* Work task *
Word for word, repeat all of the entries.

** Source information follows **

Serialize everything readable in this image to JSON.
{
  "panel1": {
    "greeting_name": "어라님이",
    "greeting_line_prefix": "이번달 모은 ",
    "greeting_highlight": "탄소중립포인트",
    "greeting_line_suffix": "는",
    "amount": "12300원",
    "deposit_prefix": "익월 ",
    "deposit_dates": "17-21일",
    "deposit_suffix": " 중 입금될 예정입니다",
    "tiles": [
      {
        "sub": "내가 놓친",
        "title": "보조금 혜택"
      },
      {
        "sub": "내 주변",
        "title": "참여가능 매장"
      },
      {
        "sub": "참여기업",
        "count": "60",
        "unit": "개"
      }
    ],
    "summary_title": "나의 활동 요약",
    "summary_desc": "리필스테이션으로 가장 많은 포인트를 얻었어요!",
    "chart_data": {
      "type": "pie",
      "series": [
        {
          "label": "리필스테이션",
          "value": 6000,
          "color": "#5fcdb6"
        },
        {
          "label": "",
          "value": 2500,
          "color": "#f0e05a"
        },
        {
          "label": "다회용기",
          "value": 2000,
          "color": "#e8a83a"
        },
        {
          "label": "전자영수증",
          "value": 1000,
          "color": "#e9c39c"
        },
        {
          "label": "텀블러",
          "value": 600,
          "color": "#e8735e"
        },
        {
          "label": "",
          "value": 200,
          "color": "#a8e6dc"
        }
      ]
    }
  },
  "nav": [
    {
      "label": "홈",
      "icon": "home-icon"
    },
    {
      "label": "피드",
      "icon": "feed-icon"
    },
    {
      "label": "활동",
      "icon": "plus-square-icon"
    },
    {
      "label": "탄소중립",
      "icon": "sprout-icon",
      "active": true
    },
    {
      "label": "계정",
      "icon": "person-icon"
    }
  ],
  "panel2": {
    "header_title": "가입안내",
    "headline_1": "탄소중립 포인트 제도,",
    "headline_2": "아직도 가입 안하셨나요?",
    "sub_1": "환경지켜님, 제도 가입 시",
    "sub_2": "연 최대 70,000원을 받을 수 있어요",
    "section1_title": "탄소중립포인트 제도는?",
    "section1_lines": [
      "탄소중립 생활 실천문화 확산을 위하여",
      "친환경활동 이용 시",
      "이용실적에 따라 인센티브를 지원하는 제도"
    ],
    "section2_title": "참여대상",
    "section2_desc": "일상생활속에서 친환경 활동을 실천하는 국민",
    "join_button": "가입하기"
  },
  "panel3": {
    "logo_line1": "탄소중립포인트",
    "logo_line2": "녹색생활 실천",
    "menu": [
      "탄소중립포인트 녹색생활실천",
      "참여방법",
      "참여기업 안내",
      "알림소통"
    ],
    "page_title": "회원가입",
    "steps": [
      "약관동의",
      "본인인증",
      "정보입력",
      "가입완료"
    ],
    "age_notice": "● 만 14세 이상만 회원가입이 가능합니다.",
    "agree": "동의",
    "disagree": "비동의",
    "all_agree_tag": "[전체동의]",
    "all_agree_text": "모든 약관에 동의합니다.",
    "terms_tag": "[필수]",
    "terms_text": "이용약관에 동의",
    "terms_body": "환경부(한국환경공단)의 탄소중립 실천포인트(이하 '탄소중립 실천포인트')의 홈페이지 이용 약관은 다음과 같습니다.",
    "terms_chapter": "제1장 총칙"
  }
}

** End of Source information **

* Output below *
Serialize everything readable in this image to JSON.
{
  "panel1": {
    "greeting_name": "어라님이",
    "greeting_line_prefix": "이번달 모은 ",
    "greeting_highlight": "탄소중립포인트",
    "greeting_line_suffix": "는",
    "amount": "12300원",
    "deposit_prefix": "익월 ",
    "deposit_dates": "17-21일",
    "deposit_suffix": " 중 입금될 예정입니다",
    "tiles": [
      {
        "sub": "내가 놓친",
        "title": "보조금 혜택"
      },
      {
        "sub": "내 주변",
        "title": "참여가능 매장"
      },
      {
        "sub": "참여기업",
        "count": "60",
        "unit": "개"
      }
    ],
    "summary_title": "나의 활동 요약",
    "summary_desc": "리필스테이션으로 가장 많은 포인트를 얻었어요!",
    "chart_data": {
      "type": "pie",
      "series": [
        {
          "label": "리필스테이션",
          "value": 6000,
          "color": "#5fcdb6"
        },
        {
          "label": "",
          "value": 2500,
          "color": "#f0e05a"
        },
        {
          "label": "다회용기",
          "value": 2000,
          "color": "#e8a83a"
        },
        {
          "label": "전자영수증",
          "value": 1000,
          "color": "#e9c39c"
        },
        {
          "label": "텀블러",
          "value": 600,
          "color": "#e8735e"
        },
        {
          "label": "",
          "value": 200,
          "color": "#a8e6dc"
        }
      ]
    }
  },
  "nav": [
    {
      "label": "홈",
      "icon": "home-icon"
    },
    {
      "label": "피드",
      "icon": "feed-icon"
    },
    {
      "label": "활동",
      "icon": "plus-square-icon"
    },
    {
      "label": "탄소중립",
      "icon": "sprout-icon",
      "active": true
    },
    {
      "label": "계정",
      "icon": "person-icon"
    }
  ],
  "panel2": {
    "header_title": "가입안내",
    "headline_1": "탄소중립 포인트 제도,",
    "headline_2": "아직도 가입 안하셨나요?",
    "sub_1": "환경지켜님, 제도 가입 시",
    "sub_2": "연 최대 70,000원을 받을 수 있어요",
    "section1_title": "탄소중립포인트 제도는?",
    "section1_lines": [
      "탄소중립 생활 실천문화 확산을 위하여",
      "친환경활동 이용 시",
      "이용실적에 따라 인센티브를 지원하는 제도"
    ],
    "section2_title": "참여대상",
    "section2_desc": "일상생활속에서 친환경 활동을 실천하는 국민",
    "join_button": "가입하기"
  },
  "panel3": {
    "logo_line1": "탄소중립포인트",
    "logo_line2": "녹색생활 실천",
    "menu": [
      "탄소중립포인트 녹색생활실천",
      "참여방법",
      "참여기업 안내",
      "알림소통"
    ],
    "page_title": "회원가입",
    "steps": [
      "약관동의",
      "본인인증",
      "정보입력",
      "가입완료"
    ],
    "age_notice": "● 만 14세 이상만 회원가입이 가능합니다.",
    "agree": "동의",
    "disagree": "비동의",
    "all_agree_tag": "[전체동의]",
    "all_agree_text": "모든 약관에 동의합니다.",
    "terms_tag": "[필수]",
    "terms_text": "이용약관에 동의",
    "terms_body": "환경부(한국환경공단)의 탄소중립 실천포인트(이하 '탄소중립 실천포인트')의 홈페이지 이용 약관은 다음과 같습니다.",
    "terms_chapter": "제1장 총칙"
  }
}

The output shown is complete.